AVAILABLE RECORDS: Begin

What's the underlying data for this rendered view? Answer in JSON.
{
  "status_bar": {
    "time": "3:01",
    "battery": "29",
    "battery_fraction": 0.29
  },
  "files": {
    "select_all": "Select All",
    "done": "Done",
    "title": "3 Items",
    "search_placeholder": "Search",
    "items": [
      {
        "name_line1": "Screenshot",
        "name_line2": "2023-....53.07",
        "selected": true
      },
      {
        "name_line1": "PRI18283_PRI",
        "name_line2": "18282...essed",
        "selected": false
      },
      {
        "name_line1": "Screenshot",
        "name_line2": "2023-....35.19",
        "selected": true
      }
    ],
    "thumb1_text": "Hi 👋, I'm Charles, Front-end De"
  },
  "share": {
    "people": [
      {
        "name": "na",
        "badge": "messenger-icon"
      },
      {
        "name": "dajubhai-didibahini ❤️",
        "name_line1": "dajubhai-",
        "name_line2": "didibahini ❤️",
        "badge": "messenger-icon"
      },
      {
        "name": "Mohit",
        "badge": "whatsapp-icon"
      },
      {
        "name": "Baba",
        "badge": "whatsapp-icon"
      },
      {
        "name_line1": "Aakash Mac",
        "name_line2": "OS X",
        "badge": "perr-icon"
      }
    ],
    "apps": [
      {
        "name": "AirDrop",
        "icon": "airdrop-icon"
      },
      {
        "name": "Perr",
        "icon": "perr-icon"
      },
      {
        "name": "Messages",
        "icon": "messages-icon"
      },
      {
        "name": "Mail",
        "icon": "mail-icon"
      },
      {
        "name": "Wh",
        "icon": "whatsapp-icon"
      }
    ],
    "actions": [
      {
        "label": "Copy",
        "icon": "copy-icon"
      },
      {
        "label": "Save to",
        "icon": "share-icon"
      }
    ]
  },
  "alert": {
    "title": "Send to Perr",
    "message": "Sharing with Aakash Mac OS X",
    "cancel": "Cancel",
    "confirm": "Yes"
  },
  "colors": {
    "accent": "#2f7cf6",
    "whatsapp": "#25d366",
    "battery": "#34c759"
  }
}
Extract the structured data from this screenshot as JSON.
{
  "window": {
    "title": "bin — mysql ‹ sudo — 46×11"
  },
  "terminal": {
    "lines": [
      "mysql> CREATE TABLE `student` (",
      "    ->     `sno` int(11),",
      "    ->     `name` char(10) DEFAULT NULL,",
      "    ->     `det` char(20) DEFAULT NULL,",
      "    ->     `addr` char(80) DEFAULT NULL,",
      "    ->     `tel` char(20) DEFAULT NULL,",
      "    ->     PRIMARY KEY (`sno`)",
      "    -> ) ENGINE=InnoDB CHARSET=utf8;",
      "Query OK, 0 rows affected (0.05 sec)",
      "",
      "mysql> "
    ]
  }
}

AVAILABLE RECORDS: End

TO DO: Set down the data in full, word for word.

ANSWER AREA:
What's the underlying data for this rendered view? Answer in JSON.
{
  "status_bar": {
    "time": "3:01",
    "battery": "29",
    "battery_fraction": 0.29
  },
  "files": {
    "select_all": "Select All",
    "done": "Done",
    "title": "3 Items",
    "search_placeholder": "Search",
    "items": [
      {
        "name_line1": "Screenshot",
        "name_line2": "2023-....53.07",
        "selected": true
      },
      {
        "name_line1": "PRI18283_PRI",
        "name_line2": "18282...essed",
        "selected": false
      },
      {
        "name_line1": "Screenshot",
        "name_line2": "2023-....35.19",
        "selected": true
      }
    ],
    "thumb1_text": "Hi 👋, I'm Charles, Front-end De"
  },
  "share": {
    "people": [
      {
        "name": "na",
        "badge": "messenger-icon"
      },
      {
        "name": "dajubhai-didibahini ❤️",
        "name_line1": "dajubhai-",
        "name_line2": "didibahini ❤️",
        "badge": "messenger-icon"
      },
      {
        "name": "Mohit",
        "badge": "whatsapp-icon"
      },
      {
        "name": "Baba",
        "badge": "whatsapp-icon"
      },
      {
        "name_line1": "Aakash Mac",
        "name_line2": "OS X",
        "badge": "perr-icon"
      }
    ],
    "apps": [
      {
        "name": "AirDrop",
        "icon": "airdrop-icon"
      },
      {
        "name": "Perr",
        "icon": "perr-icon"
      },
      {
        "name": "Messages",
        "icon": "messages-icon"
      },
      {
        "name": "Mail",
        "icon": "mail-icon"
      },
      {
        "name": "Wh",
        "icon": "whatsapp-icon"
      }
    ],
    "actions": [
      {
        "label": "Copy",
        "icon": "copy-icon"
      },
      {
        "label": "Save to",
        "icon": "share-icon"
      }
    ]
  },
  "alert": {
    "title": "Send to Perr",
    "message": "Sharing with Aakash Mac OS X",
    "cancel": "Cancel",
    "confirm": "Yes"
  },
  "colors": {
    "accent": "#2f7cf6",
    "whatsapp": "#25d366",
    "battery": "#34c759"
  }
}
Extract the structured data from this screenshot as JSON.
{
  "window": {
    "title": "bin — mysql ‹ sudo — 46×11"
  },
  "terminal": {
    "lines": [
      "mysql> CREATE TABLE `student` (",
      "    ->     `sno` int(11),",
      "    ->     `name` char(10) DEFAULT NULL,",
      "    ->     `det` char(20) DEFAULT NULL,",
      "    ->     `addr` char(80) DEFAULT NULL,",
      "    ->     `tel` char(20) DEFAULT NULL,",
      "    ->     PRIMARY KEY (`sno`)",
      "    -> ) ENGINE=InnoDB CHARSET=utf8;",
      "Query OK, 0 rows affected (0.05 sec)",
      "",
      "mysql> "
    ]
  }
}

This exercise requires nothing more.